Tommaso Garzoni in “La Piazza universale di tutte le professioni del mondo et nobili et ignobili” wrote that Bergamo citizens were just porters “simple-minded cowards, although with a kind nature […] born in the mountains, where they are taken from the vat, as birds from a cage, and sent away from the valley to help the world, that eventually uses them as donkeys” rude and vulgar while speaking, they have bad manners, although they are strong, tireless and careful savers”.
Conferences aim at tracing a different profile of the citizens of Bergamo. The aim is understanding the reasons for which this huge number of migrants came to Venice through the centuries of domination.
Among migrants, some marked the history of Venice, such as: the architect Mauro Codussi who was born in Lenna, a small town within the province of Bergamo.

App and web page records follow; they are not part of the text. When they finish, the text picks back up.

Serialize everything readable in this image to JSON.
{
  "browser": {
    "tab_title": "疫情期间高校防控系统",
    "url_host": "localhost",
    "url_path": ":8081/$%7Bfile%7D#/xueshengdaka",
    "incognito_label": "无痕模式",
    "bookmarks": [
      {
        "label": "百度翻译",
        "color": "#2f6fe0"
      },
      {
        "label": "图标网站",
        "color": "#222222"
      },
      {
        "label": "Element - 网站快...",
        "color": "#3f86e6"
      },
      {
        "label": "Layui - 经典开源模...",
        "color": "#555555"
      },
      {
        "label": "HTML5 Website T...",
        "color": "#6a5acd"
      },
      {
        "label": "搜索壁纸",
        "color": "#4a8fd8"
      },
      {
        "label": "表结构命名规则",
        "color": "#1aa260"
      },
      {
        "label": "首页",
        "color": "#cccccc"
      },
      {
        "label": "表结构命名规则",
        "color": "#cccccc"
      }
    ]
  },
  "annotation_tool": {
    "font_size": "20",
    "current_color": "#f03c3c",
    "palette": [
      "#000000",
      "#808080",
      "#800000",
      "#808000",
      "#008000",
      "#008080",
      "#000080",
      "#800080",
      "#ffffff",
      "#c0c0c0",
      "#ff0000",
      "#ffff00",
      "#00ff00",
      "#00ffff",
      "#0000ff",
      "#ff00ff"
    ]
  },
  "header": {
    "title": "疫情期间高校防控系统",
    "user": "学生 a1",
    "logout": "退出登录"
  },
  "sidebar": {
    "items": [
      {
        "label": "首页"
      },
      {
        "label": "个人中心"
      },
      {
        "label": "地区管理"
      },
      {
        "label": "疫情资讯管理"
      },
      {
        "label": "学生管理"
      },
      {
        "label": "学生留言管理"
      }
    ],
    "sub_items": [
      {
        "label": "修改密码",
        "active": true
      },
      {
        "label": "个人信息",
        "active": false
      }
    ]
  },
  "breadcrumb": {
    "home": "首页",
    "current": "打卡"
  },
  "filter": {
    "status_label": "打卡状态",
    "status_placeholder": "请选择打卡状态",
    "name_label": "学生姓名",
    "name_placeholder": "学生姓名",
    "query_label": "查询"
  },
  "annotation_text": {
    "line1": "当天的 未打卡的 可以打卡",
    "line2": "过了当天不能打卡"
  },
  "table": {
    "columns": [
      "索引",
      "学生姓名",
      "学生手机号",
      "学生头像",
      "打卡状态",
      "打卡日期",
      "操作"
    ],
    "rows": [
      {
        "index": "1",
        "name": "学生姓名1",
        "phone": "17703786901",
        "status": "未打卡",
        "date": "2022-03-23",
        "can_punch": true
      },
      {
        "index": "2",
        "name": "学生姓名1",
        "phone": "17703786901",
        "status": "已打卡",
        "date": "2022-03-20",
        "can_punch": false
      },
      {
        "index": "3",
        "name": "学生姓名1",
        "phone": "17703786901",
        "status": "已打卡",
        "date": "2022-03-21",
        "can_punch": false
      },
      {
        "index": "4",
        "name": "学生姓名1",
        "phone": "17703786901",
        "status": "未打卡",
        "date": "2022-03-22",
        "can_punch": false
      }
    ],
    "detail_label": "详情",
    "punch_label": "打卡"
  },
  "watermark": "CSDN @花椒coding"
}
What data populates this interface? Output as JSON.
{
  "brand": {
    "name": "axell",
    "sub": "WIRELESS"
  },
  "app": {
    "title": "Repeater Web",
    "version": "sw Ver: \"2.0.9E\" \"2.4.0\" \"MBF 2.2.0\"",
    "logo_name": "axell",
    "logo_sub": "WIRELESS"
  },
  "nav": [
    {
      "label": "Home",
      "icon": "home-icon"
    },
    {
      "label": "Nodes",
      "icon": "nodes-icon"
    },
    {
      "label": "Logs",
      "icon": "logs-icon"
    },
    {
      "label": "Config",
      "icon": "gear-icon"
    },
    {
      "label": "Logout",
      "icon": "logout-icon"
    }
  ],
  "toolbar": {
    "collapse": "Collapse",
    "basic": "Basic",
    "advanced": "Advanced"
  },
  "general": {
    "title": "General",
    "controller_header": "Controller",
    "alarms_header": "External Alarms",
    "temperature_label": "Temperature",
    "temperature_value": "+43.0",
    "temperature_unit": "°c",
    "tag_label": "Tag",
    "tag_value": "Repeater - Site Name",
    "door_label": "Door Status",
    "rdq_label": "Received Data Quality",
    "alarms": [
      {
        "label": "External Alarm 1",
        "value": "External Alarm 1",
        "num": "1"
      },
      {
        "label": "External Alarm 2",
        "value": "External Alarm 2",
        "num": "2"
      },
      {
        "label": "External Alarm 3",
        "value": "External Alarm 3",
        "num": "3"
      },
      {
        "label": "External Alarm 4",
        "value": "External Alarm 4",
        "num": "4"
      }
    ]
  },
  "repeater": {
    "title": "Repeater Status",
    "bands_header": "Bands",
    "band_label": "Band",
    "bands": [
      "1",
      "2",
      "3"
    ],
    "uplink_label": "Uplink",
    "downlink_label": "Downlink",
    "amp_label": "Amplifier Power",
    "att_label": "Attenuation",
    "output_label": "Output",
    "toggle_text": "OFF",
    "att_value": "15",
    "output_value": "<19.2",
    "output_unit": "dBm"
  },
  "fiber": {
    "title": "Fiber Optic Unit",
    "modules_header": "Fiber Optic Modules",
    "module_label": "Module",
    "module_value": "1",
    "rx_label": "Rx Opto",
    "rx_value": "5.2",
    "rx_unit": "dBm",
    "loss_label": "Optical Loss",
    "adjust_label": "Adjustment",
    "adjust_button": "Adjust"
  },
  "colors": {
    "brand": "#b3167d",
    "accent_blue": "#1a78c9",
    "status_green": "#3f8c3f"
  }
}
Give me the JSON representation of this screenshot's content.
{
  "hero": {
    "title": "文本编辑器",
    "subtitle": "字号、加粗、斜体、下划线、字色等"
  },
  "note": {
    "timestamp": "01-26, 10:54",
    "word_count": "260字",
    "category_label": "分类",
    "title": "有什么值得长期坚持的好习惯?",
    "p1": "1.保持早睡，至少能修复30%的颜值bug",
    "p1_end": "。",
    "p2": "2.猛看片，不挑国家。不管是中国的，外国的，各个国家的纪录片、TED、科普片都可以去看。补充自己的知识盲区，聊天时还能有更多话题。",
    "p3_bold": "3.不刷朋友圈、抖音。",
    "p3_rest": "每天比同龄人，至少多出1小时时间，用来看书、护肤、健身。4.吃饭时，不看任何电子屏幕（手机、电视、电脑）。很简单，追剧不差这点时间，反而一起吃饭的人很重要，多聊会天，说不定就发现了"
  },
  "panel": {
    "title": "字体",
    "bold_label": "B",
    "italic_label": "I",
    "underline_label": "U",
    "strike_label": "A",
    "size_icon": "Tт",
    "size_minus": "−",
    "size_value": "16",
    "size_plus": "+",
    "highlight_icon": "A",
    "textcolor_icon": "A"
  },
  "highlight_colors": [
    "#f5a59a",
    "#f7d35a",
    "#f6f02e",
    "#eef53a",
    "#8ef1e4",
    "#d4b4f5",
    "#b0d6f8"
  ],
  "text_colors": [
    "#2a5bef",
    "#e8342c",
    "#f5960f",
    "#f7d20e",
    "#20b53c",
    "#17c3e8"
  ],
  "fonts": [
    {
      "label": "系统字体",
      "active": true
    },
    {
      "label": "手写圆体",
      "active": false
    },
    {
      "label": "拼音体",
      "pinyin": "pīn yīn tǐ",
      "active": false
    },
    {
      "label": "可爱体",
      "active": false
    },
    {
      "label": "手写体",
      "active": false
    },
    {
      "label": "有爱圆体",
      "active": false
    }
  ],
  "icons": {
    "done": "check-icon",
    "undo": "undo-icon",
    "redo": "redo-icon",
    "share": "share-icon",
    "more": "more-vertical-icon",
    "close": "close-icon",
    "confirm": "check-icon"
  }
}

It was from Lenna that he used to choose the best builders and stonemasons who would have followed him to Venice. Moreover, there was the painter, Jacopo Palma il Vecchio, born in Serina, and the composer Tomaso Albinoni, from Castione della Presolana.
Historians agreed on claiming that the main cause of migration – whether permanent or temporary- was poverty. Nevertheless, the will of success, the spirit of sacrifice, the ability to seize all opportunities and to adapt – features which characterized the citizens of Bergamo – shape this as a successful migration.
The Departments’ objective is to tell the stories of the migrants that in Venice established a united, productive, creative, and enterprising - although often envied and feared - community which included different fields, from culture to business and economy. The focus will be placed on a period that stretches from 1428 until 1797 - the worst year for the Serenissima - when the Revolution of Bergamo began.
To know more: www.ateneobergamo.it